The ComSOP outlines the electrical items that the inspector is required to inspect and not required to inspect in Section 6.5.8. This video demonstrates a ComSOP electrical inspection of a vacant warehouse and office space.
I. The inspector should inspect:
A. the service drop/lateral;
B. the meter socket enclosures;
C. the service-entrance conductors, and report on any noted deterioration of the conductor insulation or cable sheath;
D. the means for disconnecting the service main;
E. the service-entrance equipment, and report on any noted physical damage, overheating or corrosion;
F. and determine the rating of the service disconnect amperage, if labeled;
G. panelboards and over-current devices, and report on any noted physical damage, overheating, corrosion, or lack of accessibility or working space (minimum 30 inches wide, 36 inches deep, and 78 inches high in front of panel) that would hamper safe operation, maintenance or inspection;
H. and report on any unused circuit-breaker panel openings that are not filled;
I. and report on absent or poor labeling;
J. the service grounding and bonding;
K. a representative number of switches, lighting fixtures and receptacles, including receptacles observed and deemed to be AFCI-protected using the AFCI test button, where possible.
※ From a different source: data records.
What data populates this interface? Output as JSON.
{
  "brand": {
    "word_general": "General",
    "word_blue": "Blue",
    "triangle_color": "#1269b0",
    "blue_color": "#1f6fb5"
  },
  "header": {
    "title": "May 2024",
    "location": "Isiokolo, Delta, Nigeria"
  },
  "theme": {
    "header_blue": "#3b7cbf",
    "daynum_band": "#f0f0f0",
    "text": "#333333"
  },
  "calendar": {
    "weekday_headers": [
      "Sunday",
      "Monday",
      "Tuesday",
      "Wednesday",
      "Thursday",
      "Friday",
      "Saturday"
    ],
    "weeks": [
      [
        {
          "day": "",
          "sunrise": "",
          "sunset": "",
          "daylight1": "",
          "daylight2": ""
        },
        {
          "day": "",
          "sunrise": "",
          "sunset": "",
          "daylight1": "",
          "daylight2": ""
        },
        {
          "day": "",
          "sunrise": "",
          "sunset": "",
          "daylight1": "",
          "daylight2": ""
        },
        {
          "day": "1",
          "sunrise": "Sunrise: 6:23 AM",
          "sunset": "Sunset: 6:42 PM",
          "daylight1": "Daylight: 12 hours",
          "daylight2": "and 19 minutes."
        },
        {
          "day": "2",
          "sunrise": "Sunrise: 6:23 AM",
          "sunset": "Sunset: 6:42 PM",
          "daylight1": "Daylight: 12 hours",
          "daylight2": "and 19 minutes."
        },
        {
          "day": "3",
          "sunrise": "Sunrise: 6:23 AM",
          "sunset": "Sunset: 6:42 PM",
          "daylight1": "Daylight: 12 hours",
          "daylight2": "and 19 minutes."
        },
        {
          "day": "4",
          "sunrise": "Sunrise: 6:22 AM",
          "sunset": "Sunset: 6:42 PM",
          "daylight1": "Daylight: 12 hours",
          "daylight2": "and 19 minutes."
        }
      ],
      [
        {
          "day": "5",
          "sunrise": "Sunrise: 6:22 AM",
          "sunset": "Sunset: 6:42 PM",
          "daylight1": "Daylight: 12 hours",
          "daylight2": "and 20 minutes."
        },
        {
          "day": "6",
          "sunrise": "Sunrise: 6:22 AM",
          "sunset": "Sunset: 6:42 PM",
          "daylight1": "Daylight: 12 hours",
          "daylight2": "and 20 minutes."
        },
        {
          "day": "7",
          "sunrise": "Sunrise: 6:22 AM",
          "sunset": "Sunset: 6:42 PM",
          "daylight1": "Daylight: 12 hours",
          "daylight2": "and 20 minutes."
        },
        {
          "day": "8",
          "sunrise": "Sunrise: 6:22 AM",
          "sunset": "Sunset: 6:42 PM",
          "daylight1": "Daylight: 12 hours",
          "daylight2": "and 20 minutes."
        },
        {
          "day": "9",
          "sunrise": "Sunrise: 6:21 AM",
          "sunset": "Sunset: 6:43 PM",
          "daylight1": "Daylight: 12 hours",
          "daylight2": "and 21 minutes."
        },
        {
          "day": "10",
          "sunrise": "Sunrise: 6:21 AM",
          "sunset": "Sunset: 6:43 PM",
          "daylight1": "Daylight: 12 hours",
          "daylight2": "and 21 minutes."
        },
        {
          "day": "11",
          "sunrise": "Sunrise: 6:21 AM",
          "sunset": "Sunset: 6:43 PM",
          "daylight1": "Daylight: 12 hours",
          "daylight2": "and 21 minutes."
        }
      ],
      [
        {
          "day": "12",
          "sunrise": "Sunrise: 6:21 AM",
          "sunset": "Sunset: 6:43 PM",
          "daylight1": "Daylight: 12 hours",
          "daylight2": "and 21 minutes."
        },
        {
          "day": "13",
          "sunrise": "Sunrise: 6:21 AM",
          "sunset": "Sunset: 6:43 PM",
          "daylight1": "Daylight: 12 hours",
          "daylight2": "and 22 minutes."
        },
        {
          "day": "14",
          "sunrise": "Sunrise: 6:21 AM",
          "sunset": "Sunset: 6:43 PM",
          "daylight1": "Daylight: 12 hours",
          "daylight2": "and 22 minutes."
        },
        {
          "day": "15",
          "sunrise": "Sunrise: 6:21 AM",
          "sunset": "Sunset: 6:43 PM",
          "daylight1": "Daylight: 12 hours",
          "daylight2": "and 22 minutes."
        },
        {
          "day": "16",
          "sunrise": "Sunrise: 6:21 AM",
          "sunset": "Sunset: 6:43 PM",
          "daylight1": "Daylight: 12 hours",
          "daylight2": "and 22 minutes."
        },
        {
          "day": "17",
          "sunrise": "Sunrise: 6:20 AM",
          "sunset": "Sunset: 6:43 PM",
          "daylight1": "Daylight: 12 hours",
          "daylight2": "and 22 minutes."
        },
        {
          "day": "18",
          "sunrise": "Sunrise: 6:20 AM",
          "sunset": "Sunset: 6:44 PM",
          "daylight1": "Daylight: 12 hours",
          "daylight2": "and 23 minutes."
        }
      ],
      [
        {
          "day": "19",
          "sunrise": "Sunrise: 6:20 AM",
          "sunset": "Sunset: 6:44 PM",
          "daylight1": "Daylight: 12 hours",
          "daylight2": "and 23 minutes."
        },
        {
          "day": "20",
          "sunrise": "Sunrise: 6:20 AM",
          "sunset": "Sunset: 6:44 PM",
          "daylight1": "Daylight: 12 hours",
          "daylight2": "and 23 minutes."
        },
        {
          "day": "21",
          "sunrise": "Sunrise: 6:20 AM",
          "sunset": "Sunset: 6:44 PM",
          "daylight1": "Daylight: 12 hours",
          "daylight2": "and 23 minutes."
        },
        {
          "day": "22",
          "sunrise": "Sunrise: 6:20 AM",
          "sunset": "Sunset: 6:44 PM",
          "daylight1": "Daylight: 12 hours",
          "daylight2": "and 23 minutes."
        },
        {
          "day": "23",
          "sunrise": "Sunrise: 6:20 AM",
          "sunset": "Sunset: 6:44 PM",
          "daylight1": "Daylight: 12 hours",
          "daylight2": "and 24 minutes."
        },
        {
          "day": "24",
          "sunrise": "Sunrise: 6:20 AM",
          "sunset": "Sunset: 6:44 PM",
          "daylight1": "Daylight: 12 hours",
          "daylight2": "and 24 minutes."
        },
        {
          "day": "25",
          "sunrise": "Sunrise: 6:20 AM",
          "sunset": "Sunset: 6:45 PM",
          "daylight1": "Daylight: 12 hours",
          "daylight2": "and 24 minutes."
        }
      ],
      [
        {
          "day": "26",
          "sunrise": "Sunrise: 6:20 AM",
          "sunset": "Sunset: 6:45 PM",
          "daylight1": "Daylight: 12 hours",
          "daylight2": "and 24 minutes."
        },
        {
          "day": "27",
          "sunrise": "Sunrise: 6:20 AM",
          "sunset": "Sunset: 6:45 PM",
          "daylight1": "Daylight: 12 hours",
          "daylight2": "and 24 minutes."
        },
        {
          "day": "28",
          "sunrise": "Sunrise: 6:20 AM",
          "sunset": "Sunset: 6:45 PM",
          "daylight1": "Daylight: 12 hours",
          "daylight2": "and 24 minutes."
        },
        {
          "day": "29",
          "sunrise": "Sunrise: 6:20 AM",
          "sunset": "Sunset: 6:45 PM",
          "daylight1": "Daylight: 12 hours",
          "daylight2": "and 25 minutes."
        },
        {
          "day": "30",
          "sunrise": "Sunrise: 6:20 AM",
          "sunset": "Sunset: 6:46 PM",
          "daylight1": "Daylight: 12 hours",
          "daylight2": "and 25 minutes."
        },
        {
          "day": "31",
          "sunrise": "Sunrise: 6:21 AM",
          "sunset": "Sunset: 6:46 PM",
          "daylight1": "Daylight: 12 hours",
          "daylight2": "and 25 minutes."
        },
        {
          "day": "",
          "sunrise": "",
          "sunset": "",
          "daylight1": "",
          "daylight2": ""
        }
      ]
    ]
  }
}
Although a visual inspection, the removal of faceplates or other covers or luminaires (fixtures) to identify suspected hazards is permitted;
L. and report on any noted missing or damaged faceplates or box covers;
M. and report on any noted open junction boxes or open wiring splices;
N. and report on any noted switches and receptacles that are painted;
O. and test all ground-fault circuit interrupter (GFCI) receptacles and GFCI circuit breakers observed and deemed to be GFCIs using a GFCI tester, where possible;
P. and report the presence of solid-conductor aluminum branch-circuit wiring, if readily visible;
Q. and report on any tested GFCI receptacles in which power was not present, polarity was incorrect, the cover was not in place, the GFCI devices were not installed properly or did not operate properly, any evidence of arcing or excessive heat, or where the receptacle was not grounded or was not secured to the wall;
R. and report the absence of smoke detectors;
S. and report on the presence of flexible cords being improperly used as substitutes for the fixed wiring of a structure or running through walls, ceilings, floors, doorways, windows, or under carpets.
II. The inspector is not required to:
A. insert any tool, probe or device into the main panelboard, sub-panels, distribution panelboards, or electrical fixtures.
B. operate electrical systems that are shut down.
C. remove panelboard cabinet covers or dead fronts if they are not readily accessible.
D. operate over-current protection devices.
E. operate non-accessible smoke detectors.
F. measure or determine the amperage or voltage of the main service equipment, if not visibly labeled.
G. inspect the fire or alarm system and components.
H. inspect the ancillary wiring or remote-control devices.
I. activate any electrical systems or branch circuits that are not energized.
J. operate or reset overload devices.
K. inspect low-voltage systems, electrical de-icing tapes, swimming pool wiring, or any time-controlled devices.
L. verify the service ground.
M. inspect private or emergency electrical supply sources, including, but not limited to: generators, windmills, photovoltaic solar collectors, or the battery- or electrical-storage facility.
N. inspect spark or lightning arrestors.
O. inspect or test de-icing equipment.
P. conduct voltage-drop calculations.
Q. determine the accuracy of labeling.
R. inspect tenant-owned equipment.
S. inspect the condition of or determine the ampacity of extension cords.
Additional Resources for Commercial Property Inspections: